About this task — Drop every picture and give the entries back exactly.

### Provided data ###

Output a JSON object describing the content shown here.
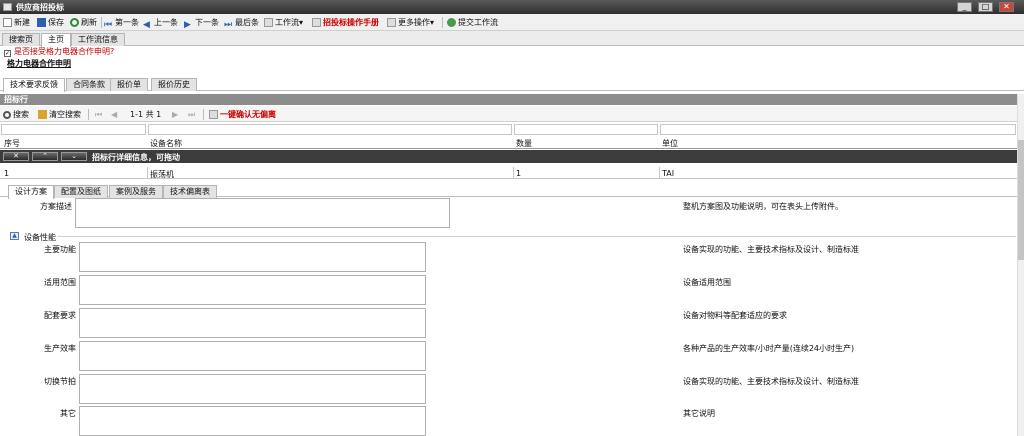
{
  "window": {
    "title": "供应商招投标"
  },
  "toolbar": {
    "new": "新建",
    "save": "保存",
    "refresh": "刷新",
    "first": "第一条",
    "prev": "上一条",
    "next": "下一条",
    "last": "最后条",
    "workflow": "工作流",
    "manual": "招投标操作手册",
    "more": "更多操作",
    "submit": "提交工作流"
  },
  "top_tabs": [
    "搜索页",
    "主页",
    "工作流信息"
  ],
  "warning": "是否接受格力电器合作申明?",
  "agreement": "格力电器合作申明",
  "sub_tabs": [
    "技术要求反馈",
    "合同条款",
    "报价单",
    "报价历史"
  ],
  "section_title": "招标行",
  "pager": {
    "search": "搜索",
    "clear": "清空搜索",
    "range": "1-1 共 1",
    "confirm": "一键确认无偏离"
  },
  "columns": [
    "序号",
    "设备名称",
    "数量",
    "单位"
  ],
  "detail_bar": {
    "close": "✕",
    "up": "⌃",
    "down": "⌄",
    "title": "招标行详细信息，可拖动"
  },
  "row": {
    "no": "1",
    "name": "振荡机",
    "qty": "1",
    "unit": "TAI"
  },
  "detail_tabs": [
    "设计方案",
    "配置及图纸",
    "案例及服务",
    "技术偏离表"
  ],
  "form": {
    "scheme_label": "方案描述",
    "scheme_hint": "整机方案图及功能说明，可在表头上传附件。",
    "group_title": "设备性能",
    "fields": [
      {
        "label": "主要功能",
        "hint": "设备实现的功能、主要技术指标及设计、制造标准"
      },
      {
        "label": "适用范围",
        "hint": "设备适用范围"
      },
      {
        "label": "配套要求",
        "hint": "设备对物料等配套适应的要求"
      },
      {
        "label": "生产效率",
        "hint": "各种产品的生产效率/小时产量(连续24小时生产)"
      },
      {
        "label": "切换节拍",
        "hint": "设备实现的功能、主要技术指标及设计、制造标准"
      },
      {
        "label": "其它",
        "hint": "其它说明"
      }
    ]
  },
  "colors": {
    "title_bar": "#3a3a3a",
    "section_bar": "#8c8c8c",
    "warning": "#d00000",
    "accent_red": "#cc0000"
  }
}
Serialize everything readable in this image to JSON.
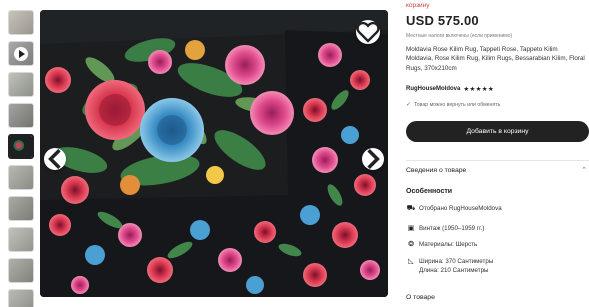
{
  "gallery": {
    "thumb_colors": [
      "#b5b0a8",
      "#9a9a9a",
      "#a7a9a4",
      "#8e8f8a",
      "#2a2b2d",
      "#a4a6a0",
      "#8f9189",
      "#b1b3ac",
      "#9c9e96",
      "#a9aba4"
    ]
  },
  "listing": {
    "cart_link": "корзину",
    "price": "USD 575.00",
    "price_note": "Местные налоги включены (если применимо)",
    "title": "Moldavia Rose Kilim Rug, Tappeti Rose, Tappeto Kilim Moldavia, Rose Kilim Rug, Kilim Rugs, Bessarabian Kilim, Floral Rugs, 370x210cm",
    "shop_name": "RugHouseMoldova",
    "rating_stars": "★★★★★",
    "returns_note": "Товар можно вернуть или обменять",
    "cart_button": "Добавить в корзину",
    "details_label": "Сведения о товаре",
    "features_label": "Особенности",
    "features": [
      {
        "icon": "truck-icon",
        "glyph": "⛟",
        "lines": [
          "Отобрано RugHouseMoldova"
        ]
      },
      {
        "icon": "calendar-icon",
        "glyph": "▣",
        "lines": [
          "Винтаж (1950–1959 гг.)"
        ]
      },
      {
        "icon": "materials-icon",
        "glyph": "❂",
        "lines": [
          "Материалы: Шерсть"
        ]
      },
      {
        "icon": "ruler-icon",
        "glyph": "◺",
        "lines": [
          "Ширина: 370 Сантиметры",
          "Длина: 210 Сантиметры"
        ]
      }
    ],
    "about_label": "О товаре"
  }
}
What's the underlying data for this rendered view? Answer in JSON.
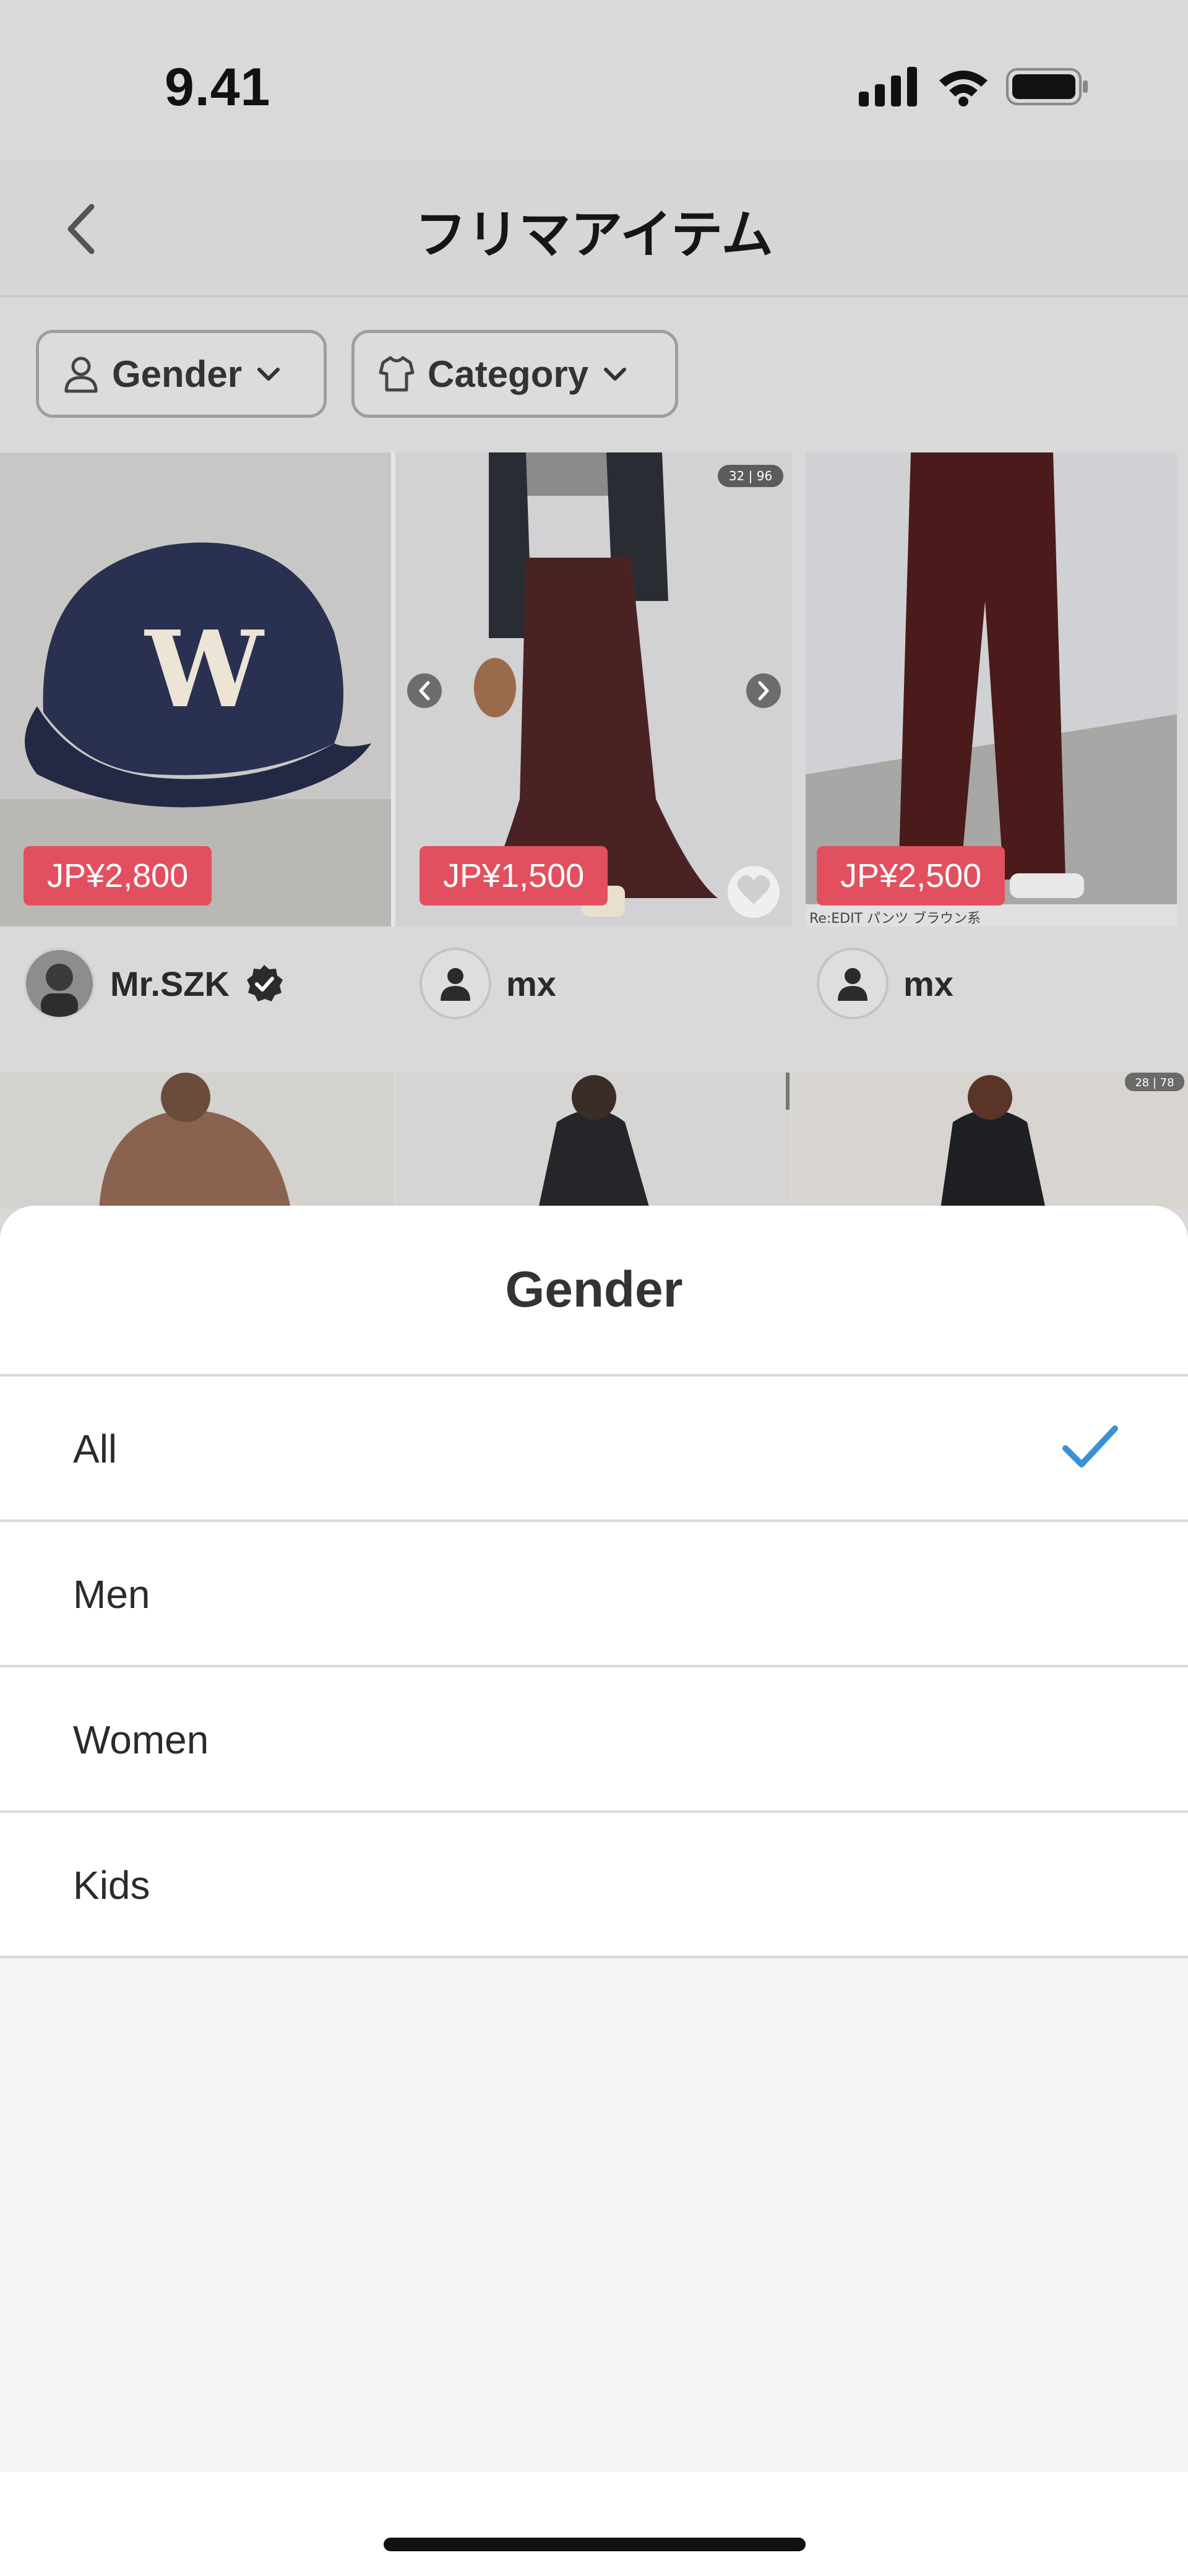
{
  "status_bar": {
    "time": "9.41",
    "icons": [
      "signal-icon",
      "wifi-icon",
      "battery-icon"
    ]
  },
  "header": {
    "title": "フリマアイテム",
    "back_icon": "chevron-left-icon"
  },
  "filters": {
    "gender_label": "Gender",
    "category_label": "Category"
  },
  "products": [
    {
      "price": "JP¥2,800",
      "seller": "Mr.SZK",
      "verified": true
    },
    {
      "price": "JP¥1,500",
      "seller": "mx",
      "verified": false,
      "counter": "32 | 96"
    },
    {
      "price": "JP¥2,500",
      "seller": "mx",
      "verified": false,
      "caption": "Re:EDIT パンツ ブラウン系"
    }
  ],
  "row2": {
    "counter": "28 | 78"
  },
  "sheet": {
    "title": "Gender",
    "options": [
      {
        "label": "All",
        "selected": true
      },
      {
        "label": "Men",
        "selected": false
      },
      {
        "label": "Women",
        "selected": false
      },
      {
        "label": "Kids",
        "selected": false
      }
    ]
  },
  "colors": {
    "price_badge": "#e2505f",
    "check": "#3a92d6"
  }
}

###

The completed task —
Output a JSON object describing the content shown here.
{
  "window": {
    "title": "供应商招投标"
  },
  "toolbar": {
    "new": "新建",
    "save": "保存",
    "refresh": "刷新",
    "first": "第一条",
    "prev": "上一条",
    "next": "下一条",
    "last": "最后条",
    "workflow": "工作流",
    "manual": "招投标操作手册",
    "more": "更多操作",
    "submit": "提交工作流"
  },
  "top_tabs": [
    "搜索页",
    "主页",
    "工作流信息"
  ],
  "warning": "是否接受格力电器合作申明?",
  "agreement": "格力电器合作申明",
  "sub_tabs": [
    "技术要求反馈",
    "合同条款",
    "报价单",
    "报价历史"
  ],
  "section_title": "招标行",
  "pager": {
    "search": "搜索",
    "clear": "清空搜索",
    "range": "1-1 共 1",
    "confirm": "一键确认无偏离"
  },
  "columns": [
    "序号",
    "设备名称",
    "数量",
    "单位"
  ],
  "detail_bar": {
    "close": "✕",
    "up": "⌃",
    "down": "⌄",
    "title": "招标行详细信息，可拖动"
  },
  "row": {
    "no": "1",
    "name": "振荡机",
    "qty": "1",
    "unit": "TAI"
  },
  "detail_tabs": [
    "设计方案",
    "配置及图纸",
    "案例及服务",
    "技术偏离表"
  ],
  "form": {
    "scheme_label": "方案描述",
    "scheme_hint": "整机方案图及功能说明，可在表头上传附件。",
    "group_title": "设备性能",
    "fields": [
      {
        "label": "主要功能",
        "hint": "设备实现的功能、主要技术指标及设计、制造标准"
      },
      {
        "label": "适用范围",
        "hint": "设备适用范围"
      },
      {
        "label": "配套要求",
        "hint": "设备对物料等配套适应的要求"
      },
      {
        "label": "生产效率",
        "hint": "各种产品的生产效率/小时产量(连续24小时生产)"
      },
      {
        "label": "切换节拍",
        "hint": "设备实现的功能、主要技术指标及设计、制造标准"
      },
      {
        "label": "其它",
        "hint": "其它说明"
      }
    ]
  },
  "colors": {
    "title_bar": "#3a3a3a",
    "section_bar": "#8c8c8c",
    "warning": "#d00000",
    "accent_red": "#cc0000"
  }
}
Serialize everything readable in this image to JSON.
{
  "gallery": {
    "thumb_colors": [
      "#b5b0a8",
      "#9a9a9a",
      "#a7a9a4",
      "#8e8f8a",
      "#2a2b2d",
      "#a4a6a0",
      "#8f9189",
      "#b1b3ac",
      "#9c9e96",
      "#a9aba4"
    ]
  },
  "listing": {
    "cart_link": "корзину",
    "price": "USD 575.00",
    "price_note": "Местные налоги включены (если применимо)",
    "title": "Moldavia Rose Kilim Rug, Tappeti Rose, Tappeto Kilim Moldavia, Rose Kilim Rug, Kilim Rugs, Bessarabian Kilim, Floral Rugs, 370x210cm",
    "shop_name": "RugHouseMoldova",
    "rating_stars": "★★★★★",
    "returns_note": "Товар можно вернуть или обменять",
    "cart_button": "Добавить в корзину",
    "details_label": "Сведения о товаре",
    "features_label": "Особенности",
    "features": [
      {
        "icon": "truck-icon",
        "glyph": "⛟",
        "lines": [
          "Отобрано RugHouseMoldova"
        ]
      },
      {
        "icon": "calendar-icon",
        "glyph": "▣",
        "lines": [
          "Винтаж (1950–1959 гг.)"
        ]
      },
      {
        "icon": "materials-icon",
        "glyph": "❂",
        "lines": [
          "Материалы: Шерсть"
        ]
      },
      {
        "icon": "ruler-icon",
        "glyph": "◺",
        "lines": [
          "Ширина: 370 Сантиметры",
          "Длина: 210 Сантиметры"
        ]
      }
    ],
    "about_label": "О товаре"
  }
}
What's the underlying data for this rendered view? Answer in JSON.
{
  "status_bar": {
    "time": "9.41",
    "icons": [
      "signal-icon",
      "wifi-icon",
      "battery-icon"
    ]
  },
  "header": {
    "title": "フリマアイテム",
    "back_icon": "chevron-left-icon"
  },
  "filters": {
    "gender_label": "Gender",
    "category_label": "Category"
  },
  "products": [
    {
      "price": "JP¥2,800",
      "seller": "Mr.SZK",
      "verified": true
    },
    {
      "price": "JP¥1,500",
      "seller": "mx",
      "verified": false,
      "counter": "32 | 96"
    },
    {
      "price": "JP¥2,500",
      "seller": "mx",
      "verified": false,
      "caption": "Re:EDIT パンツ ブラウン系"
    }
  ],
  "row2": {
    "counter": "28 | 78"
  },
  "sheet": {
    "title": "Gender",
    "options": [
      {
        "label": "All",
        "selected": true
      },
      {
        "label": "Men",
        "selected": false
      },
      {
        "label": "Women",
        "selected": false
      },
      {
        "label": "Kids",
        "selected": false
      }
    ]
  },
  "colors": {
    "price_badge": "#e2505f",
    "check": "#3a92d6"
  }
}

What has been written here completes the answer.